• [DATASET EXTRACT]:

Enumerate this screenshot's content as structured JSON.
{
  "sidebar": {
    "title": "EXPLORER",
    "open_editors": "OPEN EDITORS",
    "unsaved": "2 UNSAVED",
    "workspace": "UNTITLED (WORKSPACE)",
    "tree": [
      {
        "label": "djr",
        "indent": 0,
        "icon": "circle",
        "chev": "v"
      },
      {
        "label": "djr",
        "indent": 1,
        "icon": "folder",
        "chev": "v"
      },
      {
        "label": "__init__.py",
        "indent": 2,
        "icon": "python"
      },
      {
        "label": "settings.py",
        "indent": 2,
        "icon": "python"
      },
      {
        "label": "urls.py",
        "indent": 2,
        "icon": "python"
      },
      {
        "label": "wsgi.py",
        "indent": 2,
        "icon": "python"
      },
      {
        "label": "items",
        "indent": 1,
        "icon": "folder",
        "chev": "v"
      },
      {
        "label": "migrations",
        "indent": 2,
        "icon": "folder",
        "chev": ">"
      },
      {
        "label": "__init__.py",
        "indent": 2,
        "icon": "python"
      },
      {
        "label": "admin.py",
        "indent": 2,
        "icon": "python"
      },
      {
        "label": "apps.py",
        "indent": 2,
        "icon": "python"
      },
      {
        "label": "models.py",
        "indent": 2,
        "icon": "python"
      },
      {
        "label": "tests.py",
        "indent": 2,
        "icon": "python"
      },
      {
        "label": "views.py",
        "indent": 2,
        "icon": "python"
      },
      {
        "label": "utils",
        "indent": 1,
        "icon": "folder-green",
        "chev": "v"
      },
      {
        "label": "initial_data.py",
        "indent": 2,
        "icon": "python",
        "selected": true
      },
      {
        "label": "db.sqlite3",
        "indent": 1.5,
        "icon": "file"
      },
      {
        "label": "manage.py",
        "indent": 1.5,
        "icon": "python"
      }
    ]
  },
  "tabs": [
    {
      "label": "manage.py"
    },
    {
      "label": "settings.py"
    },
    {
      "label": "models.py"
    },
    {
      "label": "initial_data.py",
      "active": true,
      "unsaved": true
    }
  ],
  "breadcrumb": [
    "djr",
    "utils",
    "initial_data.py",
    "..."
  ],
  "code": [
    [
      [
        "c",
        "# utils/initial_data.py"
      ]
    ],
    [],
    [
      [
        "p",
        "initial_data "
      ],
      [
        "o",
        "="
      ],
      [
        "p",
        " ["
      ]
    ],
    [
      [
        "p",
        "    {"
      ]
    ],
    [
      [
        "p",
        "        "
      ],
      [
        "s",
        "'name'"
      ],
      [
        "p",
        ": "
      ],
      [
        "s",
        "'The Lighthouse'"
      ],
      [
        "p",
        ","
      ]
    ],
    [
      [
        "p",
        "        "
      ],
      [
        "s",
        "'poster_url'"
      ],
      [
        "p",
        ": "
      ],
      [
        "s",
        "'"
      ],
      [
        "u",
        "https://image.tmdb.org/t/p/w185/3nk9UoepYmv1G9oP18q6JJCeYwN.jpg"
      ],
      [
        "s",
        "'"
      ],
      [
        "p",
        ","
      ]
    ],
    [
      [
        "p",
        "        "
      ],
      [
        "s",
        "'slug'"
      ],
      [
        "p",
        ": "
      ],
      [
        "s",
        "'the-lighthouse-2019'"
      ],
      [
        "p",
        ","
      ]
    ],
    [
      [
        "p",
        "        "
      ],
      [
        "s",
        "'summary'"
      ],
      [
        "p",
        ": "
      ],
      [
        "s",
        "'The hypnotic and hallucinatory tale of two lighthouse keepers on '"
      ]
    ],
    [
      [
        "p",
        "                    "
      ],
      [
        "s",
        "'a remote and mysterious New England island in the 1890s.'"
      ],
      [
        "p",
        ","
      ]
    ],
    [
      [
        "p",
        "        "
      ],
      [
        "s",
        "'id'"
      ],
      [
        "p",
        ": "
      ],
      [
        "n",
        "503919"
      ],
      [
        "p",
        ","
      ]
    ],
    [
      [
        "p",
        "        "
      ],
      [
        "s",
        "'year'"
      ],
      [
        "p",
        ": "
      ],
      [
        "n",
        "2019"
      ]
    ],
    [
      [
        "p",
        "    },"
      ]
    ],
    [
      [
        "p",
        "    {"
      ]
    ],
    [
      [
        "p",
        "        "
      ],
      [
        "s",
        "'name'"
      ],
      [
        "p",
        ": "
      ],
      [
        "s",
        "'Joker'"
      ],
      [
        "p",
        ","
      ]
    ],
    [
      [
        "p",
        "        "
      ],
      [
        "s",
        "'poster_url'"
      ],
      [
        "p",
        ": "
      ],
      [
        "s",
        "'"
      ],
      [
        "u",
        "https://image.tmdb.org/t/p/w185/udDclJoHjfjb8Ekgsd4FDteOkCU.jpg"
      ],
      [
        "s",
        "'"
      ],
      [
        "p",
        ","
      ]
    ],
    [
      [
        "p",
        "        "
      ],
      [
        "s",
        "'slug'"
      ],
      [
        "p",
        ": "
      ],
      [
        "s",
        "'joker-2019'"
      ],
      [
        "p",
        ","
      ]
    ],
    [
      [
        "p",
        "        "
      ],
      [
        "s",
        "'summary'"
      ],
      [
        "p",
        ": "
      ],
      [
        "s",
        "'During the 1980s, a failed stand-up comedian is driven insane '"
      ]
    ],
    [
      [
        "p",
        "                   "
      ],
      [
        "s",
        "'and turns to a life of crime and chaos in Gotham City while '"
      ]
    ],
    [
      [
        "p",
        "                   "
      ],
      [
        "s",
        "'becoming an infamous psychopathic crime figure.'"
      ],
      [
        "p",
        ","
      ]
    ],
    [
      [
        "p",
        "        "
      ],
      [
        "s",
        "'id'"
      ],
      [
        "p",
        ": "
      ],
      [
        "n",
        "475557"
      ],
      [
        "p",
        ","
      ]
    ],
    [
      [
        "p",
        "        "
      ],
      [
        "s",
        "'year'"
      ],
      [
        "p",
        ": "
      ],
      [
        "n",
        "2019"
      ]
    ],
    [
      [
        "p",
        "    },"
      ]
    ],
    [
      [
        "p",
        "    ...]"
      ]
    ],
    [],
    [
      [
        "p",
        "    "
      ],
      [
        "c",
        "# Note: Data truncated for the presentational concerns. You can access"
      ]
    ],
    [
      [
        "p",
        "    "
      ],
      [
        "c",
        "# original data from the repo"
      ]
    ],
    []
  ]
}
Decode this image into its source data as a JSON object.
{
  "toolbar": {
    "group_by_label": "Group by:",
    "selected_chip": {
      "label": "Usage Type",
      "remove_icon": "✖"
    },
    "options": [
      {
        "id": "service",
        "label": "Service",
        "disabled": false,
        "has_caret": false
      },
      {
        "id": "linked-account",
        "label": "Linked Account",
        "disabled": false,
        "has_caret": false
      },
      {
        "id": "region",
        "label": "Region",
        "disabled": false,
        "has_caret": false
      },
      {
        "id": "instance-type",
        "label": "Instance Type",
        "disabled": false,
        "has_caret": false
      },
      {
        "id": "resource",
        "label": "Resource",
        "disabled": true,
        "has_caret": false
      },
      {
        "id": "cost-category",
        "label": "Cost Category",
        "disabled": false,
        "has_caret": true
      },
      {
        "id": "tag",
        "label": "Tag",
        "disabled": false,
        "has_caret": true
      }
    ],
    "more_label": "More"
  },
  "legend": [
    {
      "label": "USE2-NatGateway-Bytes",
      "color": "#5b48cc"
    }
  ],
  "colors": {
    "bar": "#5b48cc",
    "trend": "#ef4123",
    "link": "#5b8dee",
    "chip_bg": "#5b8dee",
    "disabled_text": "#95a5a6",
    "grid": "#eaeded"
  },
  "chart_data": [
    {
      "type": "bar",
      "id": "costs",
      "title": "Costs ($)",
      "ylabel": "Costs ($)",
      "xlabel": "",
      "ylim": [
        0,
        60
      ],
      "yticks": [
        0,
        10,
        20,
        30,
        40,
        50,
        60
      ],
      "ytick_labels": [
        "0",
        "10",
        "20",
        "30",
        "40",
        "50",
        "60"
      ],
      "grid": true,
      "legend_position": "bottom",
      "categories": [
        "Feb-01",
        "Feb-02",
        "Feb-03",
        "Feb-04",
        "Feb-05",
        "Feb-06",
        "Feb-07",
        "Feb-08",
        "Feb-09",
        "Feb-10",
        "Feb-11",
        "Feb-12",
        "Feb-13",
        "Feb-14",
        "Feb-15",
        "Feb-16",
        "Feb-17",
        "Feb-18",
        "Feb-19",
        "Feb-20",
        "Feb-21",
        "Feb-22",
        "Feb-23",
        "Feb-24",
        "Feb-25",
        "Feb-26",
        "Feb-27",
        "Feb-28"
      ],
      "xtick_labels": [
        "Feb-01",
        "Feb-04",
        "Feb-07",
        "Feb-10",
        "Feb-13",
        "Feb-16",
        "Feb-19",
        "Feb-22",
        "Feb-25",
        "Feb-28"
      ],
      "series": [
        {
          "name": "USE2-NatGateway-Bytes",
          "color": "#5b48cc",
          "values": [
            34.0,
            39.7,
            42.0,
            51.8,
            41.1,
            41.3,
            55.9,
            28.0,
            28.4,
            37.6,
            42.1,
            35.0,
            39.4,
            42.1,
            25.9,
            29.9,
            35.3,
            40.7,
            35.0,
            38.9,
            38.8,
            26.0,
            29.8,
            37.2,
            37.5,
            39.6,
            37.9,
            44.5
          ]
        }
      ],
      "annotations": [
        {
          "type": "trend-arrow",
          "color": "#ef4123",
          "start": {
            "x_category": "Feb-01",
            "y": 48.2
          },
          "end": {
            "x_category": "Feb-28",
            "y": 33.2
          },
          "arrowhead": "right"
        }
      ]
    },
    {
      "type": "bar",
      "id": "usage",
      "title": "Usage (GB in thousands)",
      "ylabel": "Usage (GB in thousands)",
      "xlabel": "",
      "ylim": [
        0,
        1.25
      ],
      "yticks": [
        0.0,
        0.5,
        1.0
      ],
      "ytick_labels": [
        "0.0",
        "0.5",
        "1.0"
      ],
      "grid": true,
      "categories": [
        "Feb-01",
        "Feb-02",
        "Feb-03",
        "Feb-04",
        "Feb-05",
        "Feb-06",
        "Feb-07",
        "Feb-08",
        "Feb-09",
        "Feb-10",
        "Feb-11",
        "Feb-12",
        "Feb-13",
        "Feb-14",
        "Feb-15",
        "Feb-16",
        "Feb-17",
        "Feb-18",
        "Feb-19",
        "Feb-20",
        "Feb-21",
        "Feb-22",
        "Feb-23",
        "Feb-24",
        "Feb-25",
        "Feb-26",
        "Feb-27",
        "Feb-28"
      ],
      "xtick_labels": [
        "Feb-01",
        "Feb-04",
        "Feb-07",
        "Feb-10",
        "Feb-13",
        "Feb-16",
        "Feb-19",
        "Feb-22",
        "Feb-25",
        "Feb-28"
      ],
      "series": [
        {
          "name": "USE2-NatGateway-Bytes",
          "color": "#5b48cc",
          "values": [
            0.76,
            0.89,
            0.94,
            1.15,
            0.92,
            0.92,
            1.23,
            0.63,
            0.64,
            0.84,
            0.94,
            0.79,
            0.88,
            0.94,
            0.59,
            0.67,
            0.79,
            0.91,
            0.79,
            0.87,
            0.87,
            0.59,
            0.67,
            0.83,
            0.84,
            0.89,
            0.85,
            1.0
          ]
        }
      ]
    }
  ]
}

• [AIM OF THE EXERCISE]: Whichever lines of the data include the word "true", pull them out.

• [WRITTEN SOLUTION]:
        "selected": true
      "active": true,
      "unsaved": true
        "disabled": true,
        "has_caret": true
        "has_caret": true
      "grid": true,
      "grid": true,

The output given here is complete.